Could you copy each line of the entries that contains "chevron"?

# Interface dataset entries

● ● ●

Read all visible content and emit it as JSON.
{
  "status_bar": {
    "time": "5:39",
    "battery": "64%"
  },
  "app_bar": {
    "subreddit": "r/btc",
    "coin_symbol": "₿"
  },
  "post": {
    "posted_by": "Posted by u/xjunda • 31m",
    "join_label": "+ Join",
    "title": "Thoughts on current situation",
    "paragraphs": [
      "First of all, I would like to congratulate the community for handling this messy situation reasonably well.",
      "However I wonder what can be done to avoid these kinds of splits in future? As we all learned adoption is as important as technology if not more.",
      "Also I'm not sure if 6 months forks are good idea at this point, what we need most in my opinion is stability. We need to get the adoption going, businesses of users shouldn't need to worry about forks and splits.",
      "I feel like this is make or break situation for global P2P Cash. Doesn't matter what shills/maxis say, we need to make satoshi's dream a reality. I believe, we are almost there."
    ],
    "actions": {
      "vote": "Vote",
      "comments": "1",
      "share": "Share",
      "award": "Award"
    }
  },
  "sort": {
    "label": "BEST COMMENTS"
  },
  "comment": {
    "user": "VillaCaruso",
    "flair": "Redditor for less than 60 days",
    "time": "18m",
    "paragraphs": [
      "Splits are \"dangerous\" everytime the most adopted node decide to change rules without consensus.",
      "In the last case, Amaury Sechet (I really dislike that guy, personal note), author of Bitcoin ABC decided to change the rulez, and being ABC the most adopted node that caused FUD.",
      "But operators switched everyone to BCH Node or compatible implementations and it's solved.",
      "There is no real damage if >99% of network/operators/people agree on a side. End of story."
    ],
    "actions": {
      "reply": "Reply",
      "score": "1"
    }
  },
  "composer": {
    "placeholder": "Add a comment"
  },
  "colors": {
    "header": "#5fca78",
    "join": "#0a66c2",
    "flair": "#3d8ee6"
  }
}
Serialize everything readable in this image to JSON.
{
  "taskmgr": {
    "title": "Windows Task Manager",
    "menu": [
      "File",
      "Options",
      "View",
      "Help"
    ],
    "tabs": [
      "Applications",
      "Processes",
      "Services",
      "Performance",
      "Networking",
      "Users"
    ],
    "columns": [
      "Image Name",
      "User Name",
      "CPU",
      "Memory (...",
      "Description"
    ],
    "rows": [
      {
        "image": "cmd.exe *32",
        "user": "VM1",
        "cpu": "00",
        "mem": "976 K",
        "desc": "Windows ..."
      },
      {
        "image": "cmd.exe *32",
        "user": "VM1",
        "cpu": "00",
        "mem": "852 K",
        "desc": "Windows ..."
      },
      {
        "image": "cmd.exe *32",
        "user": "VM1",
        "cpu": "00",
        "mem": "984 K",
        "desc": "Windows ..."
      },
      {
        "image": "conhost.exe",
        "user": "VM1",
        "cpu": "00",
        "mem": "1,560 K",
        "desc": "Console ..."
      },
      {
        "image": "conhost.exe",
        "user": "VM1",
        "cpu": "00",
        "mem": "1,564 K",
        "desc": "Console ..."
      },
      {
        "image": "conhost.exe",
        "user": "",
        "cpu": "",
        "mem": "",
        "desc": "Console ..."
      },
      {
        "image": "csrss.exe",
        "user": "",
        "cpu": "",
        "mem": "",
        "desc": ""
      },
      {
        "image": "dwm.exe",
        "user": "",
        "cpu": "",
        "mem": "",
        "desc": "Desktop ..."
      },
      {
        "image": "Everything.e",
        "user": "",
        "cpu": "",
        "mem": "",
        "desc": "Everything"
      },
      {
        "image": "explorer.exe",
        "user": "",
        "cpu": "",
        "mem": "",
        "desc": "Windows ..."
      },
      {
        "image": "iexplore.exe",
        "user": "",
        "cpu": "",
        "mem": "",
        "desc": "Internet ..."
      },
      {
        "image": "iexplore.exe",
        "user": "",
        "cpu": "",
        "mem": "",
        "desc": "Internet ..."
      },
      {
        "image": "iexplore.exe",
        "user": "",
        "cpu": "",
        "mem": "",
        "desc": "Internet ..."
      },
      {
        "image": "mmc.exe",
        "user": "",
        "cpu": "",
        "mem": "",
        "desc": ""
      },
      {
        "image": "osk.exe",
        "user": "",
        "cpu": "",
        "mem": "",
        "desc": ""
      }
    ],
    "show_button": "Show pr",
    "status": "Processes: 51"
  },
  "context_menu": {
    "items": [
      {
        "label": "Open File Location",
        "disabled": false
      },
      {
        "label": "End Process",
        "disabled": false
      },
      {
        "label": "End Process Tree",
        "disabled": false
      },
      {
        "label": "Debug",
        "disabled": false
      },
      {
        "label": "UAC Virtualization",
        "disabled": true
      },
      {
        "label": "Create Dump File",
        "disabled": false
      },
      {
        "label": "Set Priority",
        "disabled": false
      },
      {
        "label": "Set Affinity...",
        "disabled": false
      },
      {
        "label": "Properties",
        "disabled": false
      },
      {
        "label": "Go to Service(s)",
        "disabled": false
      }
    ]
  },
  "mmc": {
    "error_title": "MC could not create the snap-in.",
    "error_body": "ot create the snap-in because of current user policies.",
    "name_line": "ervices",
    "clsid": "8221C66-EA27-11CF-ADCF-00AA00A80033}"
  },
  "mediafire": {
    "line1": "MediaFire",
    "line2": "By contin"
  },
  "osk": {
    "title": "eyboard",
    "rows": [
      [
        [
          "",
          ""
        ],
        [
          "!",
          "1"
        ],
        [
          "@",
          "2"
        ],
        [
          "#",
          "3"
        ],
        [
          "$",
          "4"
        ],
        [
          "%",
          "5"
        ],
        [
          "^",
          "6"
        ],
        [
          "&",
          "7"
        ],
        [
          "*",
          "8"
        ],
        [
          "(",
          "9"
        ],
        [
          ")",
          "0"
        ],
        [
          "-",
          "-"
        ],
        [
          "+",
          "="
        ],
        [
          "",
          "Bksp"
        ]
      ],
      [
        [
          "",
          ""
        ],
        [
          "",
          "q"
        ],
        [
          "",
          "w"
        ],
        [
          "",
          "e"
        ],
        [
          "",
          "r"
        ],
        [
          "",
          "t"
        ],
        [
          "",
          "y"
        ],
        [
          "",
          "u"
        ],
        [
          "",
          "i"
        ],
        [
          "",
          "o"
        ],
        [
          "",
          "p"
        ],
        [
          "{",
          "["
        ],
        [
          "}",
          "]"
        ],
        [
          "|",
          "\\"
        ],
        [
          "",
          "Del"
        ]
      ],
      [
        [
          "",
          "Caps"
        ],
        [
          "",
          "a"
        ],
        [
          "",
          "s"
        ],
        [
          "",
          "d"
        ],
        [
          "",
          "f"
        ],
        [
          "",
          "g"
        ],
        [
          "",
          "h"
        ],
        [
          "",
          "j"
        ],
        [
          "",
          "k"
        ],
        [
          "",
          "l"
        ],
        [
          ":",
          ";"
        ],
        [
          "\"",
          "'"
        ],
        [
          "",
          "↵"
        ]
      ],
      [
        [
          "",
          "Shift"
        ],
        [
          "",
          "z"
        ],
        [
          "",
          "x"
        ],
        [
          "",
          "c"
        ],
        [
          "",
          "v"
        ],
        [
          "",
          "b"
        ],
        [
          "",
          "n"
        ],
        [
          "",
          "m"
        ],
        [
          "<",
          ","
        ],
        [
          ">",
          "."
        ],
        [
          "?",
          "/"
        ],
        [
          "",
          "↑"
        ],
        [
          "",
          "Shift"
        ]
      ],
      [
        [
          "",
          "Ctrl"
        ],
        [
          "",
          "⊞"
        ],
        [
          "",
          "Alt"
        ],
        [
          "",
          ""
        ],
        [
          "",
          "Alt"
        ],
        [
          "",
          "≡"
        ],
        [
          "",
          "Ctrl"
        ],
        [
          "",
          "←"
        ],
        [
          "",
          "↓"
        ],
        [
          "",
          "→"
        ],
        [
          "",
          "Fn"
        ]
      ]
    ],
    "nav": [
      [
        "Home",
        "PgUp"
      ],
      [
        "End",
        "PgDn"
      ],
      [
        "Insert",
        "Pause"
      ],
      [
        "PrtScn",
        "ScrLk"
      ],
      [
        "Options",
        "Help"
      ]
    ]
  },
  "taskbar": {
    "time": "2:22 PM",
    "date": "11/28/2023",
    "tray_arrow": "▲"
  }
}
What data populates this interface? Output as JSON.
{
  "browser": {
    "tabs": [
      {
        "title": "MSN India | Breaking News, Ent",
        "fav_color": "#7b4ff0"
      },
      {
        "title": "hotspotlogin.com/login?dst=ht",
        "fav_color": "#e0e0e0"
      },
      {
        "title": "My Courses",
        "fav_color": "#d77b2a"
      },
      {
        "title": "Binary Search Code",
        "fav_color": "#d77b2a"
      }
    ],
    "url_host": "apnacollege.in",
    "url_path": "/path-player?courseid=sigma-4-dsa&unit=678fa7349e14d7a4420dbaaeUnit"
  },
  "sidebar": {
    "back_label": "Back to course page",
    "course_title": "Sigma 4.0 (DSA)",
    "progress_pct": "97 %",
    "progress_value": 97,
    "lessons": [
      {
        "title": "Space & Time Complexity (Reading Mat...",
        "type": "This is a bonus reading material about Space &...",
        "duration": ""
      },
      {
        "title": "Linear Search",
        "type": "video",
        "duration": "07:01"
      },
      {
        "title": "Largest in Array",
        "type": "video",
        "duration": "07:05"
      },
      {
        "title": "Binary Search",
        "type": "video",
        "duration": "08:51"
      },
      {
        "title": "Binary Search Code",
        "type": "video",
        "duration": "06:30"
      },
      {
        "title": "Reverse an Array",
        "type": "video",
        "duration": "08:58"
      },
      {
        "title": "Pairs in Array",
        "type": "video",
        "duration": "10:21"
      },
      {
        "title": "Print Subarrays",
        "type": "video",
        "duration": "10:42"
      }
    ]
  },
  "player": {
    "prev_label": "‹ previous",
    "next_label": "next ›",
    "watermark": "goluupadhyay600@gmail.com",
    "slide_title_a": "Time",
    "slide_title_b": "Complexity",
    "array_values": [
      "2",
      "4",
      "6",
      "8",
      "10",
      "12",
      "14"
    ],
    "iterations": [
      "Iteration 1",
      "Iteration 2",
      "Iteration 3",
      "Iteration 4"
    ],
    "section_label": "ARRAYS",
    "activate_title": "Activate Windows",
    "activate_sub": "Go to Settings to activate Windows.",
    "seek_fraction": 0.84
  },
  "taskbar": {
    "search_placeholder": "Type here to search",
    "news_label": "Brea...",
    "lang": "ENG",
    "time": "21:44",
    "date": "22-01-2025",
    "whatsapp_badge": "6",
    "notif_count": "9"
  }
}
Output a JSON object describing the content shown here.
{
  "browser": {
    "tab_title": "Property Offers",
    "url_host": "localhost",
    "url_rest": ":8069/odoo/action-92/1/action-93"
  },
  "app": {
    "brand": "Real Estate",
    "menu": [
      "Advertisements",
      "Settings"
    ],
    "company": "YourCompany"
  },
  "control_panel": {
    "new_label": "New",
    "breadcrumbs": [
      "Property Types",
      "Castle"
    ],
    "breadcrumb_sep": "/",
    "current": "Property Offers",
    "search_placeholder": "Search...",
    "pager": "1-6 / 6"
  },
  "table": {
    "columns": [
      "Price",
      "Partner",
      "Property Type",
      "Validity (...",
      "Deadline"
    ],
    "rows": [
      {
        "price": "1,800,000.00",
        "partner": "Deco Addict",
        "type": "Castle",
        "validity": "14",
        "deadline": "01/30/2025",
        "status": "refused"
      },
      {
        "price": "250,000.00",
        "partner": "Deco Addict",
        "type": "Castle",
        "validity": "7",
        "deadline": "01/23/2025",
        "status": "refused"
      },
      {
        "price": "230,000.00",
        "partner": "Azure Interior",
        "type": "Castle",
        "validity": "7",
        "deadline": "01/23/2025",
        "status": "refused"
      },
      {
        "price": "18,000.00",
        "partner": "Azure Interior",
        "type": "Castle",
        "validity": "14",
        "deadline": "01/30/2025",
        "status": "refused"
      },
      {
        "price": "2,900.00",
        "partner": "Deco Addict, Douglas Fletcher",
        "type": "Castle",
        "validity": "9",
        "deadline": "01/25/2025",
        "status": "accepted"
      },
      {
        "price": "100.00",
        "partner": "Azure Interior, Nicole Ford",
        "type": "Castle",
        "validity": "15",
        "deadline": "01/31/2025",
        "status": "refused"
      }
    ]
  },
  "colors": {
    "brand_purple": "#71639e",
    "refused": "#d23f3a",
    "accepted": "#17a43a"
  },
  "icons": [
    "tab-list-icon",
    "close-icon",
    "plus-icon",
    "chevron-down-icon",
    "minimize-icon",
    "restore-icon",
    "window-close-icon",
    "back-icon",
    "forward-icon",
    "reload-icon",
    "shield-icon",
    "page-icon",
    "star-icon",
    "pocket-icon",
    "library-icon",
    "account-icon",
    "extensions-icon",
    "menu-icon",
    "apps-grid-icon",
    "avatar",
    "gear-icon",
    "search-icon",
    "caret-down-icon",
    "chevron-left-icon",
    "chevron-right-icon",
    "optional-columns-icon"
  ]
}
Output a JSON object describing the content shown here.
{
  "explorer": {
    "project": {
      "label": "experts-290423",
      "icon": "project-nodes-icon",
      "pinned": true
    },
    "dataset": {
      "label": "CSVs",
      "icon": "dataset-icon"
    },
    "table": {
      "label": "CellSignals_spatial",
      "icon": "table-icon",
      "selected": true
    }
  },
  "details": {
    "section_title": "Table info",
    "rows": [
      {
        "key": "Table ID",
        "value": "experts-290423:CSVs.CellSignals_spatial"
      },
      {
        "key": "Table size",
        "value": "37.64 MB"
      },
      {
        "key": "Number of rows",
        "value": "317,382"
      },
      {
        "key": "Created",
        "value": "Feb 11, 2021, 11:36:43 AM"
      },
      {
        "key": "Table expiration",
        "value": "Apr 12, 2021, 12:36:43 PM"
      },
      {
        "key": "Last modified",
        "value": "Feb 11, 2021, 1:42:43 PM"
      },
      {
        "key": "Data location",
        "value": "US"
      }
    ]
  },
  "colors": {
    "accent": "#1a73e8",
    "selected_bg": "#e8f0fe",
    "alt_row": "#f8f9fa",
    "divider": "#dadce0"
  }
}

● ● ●

# Output below
    "chevron-down-icon",
    "chevron-left-icon",
    "chevron-right-icon",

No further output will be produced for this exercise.